By Aidis Dalikas, Director of The Pool, Httpool
Aidis: “It Takes Courage to be Creative”
Aidis: “We are seeing the rise of influencers, individuals paid by brands to promote products, from clothes and homeware, to cosmetics and tooth whitening products. It is a phenomenon with which every Instagram and TikTok user is already familiar with. On the whole, celebrity endorsement — the ‘Hey, this product is awesome… Try it now!’ message — has been a pretty successful marketing tactic. However the way in which brands work with content creators is about to see a shift in focus.
“I really believe the spotlight will now be increasingly moving away from the personalities of the content creators and towards the products themselves.”
Why is this?
Aidis: “Because brands are cottoning on to the real potential of content creators and their ability to present products in an engaging way to their followers. When content consists solely of an influencer talking about a product, it holds little interest for anyone who doesn’t know or follow that influencer. However, for influencers tasked with producing original, product-focussed ads, applying a ‘voice’ that aims to appeal to their audience, allows for the brand to reuse the content across similar viewer groups, often achieving similar results.”
So in other words, New Markets = Easier Win’s?
Aidis: “Exactly. Brands understand that what may work in one market, won’t always translate to another. However, brands are now discovering that it’s easier, and often cheaper, to collaborate directly with local creators and influencers. Giving them carte blanche to portray the product in a way that interests their audiences, thus meaning the brand benefits from several different creative perspectives, from various content creators who have already proven success in their domains. Each of these points of view can then be specifically tailored to the local market.”
What do you think some of the important things are that brands should take into account?
Aidis: “Well it depends, but I think the first thing to focus on is letting go of the reins.”
Sounds like a very laissez-faire approach!
Aidis: “I mean when you look at it, it is! I always question, how much creative freedom is too much? After all, I believe a brand’s image is often very carefully curated and controlled, and imposing too many guidelines or restrictions on content creators can be counter-productive. For the best results, brands must have the courage to let go of their own creative vision to some degree. If they can embrace that, the potential for reaching new audiences is huge. This approach is also beneficial for brands looking for ways to scale in different markets.”
What else would you say is important ?
Aidis: “Brands should always be clear on Who Owns The Content. This is something that needs to be established early on in the relationship between brand and content creator.

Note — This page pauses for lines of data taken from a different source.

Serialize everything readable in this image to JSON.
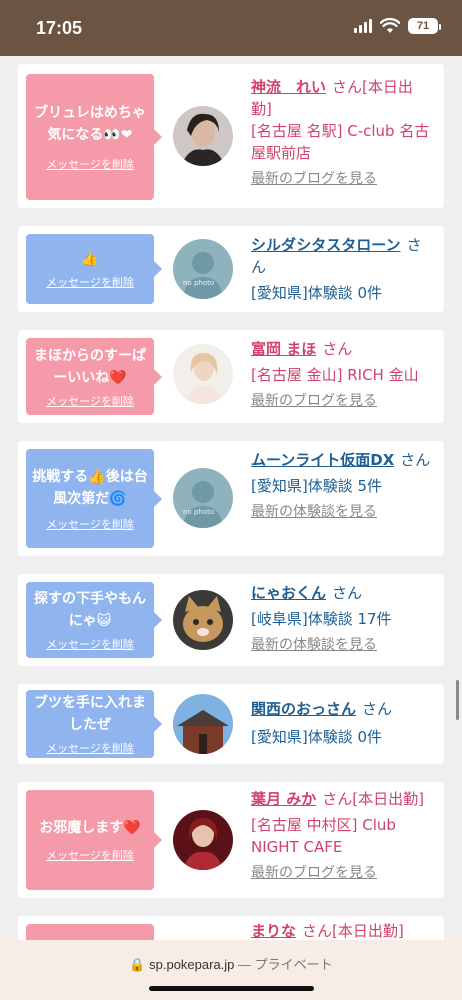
{
  "status_bar": {
    "time": "17:05",
    "battery": "71"
  },
  "messages": [
    {
      "theme": "pink",
      "message": "ブリュレはめちゃ気になる👀❤",
      "delete_label": "メッセージを削除",
      "name": "神流　れい",
      "suffix": "さん",
      "tag": "[本日出勤]",
      "detail": "[名古屋 名駅] C-club 名古屋駅前店",
      "link": "最新のブログを見る",
      "avatar": "woman-photo"
    },
    {
      "theme": "blue",
      "message": "👍",
      "delete_label": "メッセージを削除",
      "name": "シルダシタスタローン",
      "suffix": "さん",
      "tag": "",
      "detail": "[愛知県]体験談 0件",
      "link": "",
      "avatar": "no-photo"
    },
    {
      "theme": "pink",
      "message": "まほからのすーぱーいいね❤️",
      "delete_label": "メッセージを削除",
      "name": "富岡 まほ",
      "suffix": "さん",
      "tag": "",
      "detail": "[名古屋 金山] RICH 金山",
      "link": "最新のブログを見る",
      "avatar": "woman-photo"
    },
    {
      "theme": "blue",
      "message": "挑戦する👍後は台風次第だ🌀",
      "delete_label": "メッセージを削除",
      "name": "ムーンライト仮面DX",
      "suffix": "さん",
      "tag": "",
      "detail": "[愛知県]体験談 5件",
      "link": "最新の体験談を見る",
      "avatar": "no-photo"
    },
    {
      "theme": "blue",
      "message": "探すの下手やもんにゃ😺",
      "delete_label": "メッセージを削除",
      "name": "にゃおくん",
      "suffix": "さん",
      "tag": "",
      "detail": "[岐阜県]体験談 17件",
      "link": "最新の体験談を見る",
      "avatar": "cat-photo"
    },
    {
      "theme": "blue",
      "message": "ブツを手に入れましたぜ",
      "delete_label": "メッセージを削除",
      "name": "関西のおっさん",
      "suffix": "さん",
      "tag": "",
      "detail": "[愛知県]体験談 0件",
      "link": "",
      "avatar": "temple-photo"
    },
    {
      "theme": "pink",
      "message": "お邪魔します❤️",
      "delete_label": "メッセージを削除",
      "name": "葉月 みか",
      "suffix": "さん",
      "tag": "[本日出勤]",
      "detail": "[名古屋 中村区] Club NIGHT CAFE",
      "link": "最新のブログを見る",
      "avatar": "woman-photo"
    },
    {
      "theme": "pink",
      "message": "",
      "delete_label": "",
      "name": "まりな",
      "suffix": "さん",
      "tag": "[本日出勤]",
      "detail": "",
      "link": "",
      "avatar": ""
    }
  ],
  "avatar_text": {
    "no_photo": "no photo"
  },
  "browser": {
    "domain": "sp.pokepara.jp",
    "separator": "—",
    "mode": "プライベート"
  }
}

Both parties will need to be clear about who the content belongs to, where it can be distributed, and who can use it in the future. In this way, brands essentially take on the role of talent agencies, managing a number of different content creators, and distributing the created content in a multitude of ways (different channels, formats, and campaigns etc.). Sometimes they might use those individuals as platforms, sometimes as content creators or creative directors, who help them understand different audiences or markets, or a combination of those roles.”
What would you say the best time frame is for successful branding?

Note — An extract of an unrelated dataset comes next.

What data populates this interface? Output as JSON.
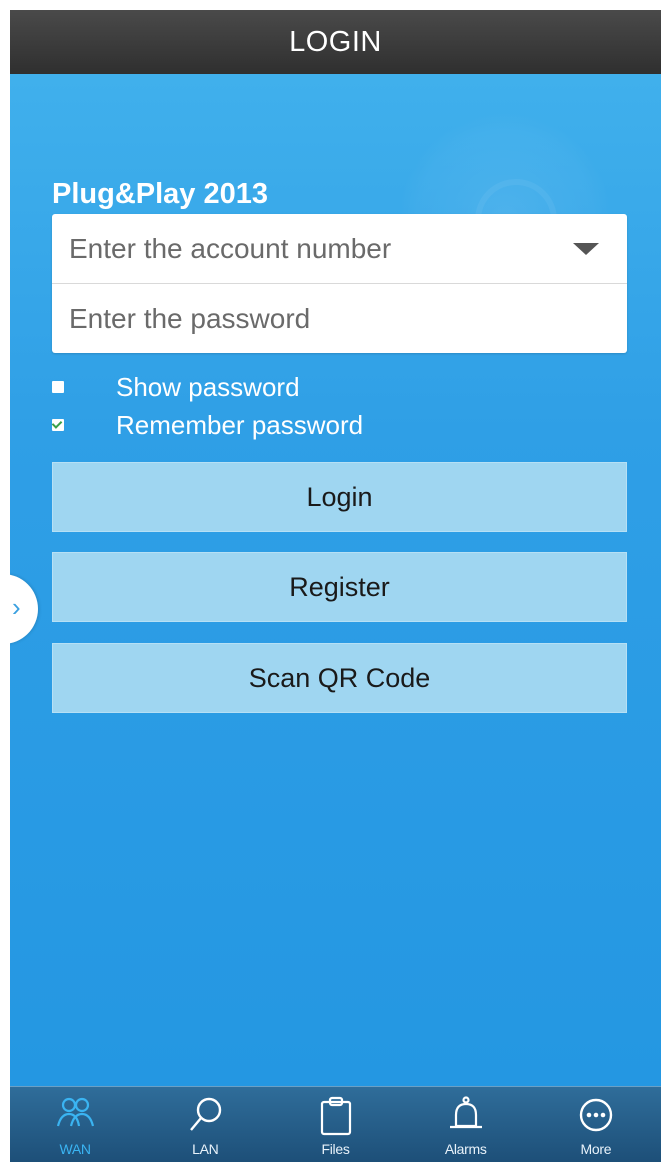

Aidis: “Definitely long term collabs.”
That’s interesting , can you expand a little more on this?
Aidis: “Of course. So far it has been evident that brands tend to collaborate sporadically with influencers, flitting from one to the next, however we are now beginning to increasingly see longer term collaborations producing far better results. Sure, these relationships require more time and investment, but that pays off very quickly. A brand can test out 20 or 30 content creators, and then decide which 10 or 15 partnerships that work the best.”
Would you say that Brand Collaboration is a new movement?
Aidis: “Brand collaboration as a concept is nothing new. We’ve seen high fashion brands collaborating with alternative companies and entities for many years, for example, Balenciaga collaborating with the Simpsons. These pairings are sometimes highly successful, and sometimes they’re not, regardless they are all attempts to reach new audiences by piggybacking on different brands. At the end of the day that’s essentially what collaboration with content creators is, the same idea, on a much smaller scale.”
Amazing. What’s the last thing you would recommend brands to focus on?
Aidis: “The playing field is evolving at an ever increasing pace. In the age of social media, brands no longer have to compete only with other brands and products present across the market, they must now compete in the same space. The battle for prominence amongst the vast array of content created and distributed on social media, is an everyday affair. Brands that are too careful and measured with their voice and message, as well as those who repeat the same message week after week, risk being forgotten about. In contrast, those with the courage to embrace handing over some of their creative control will have the chance to fly high. Time to take on the challenge.”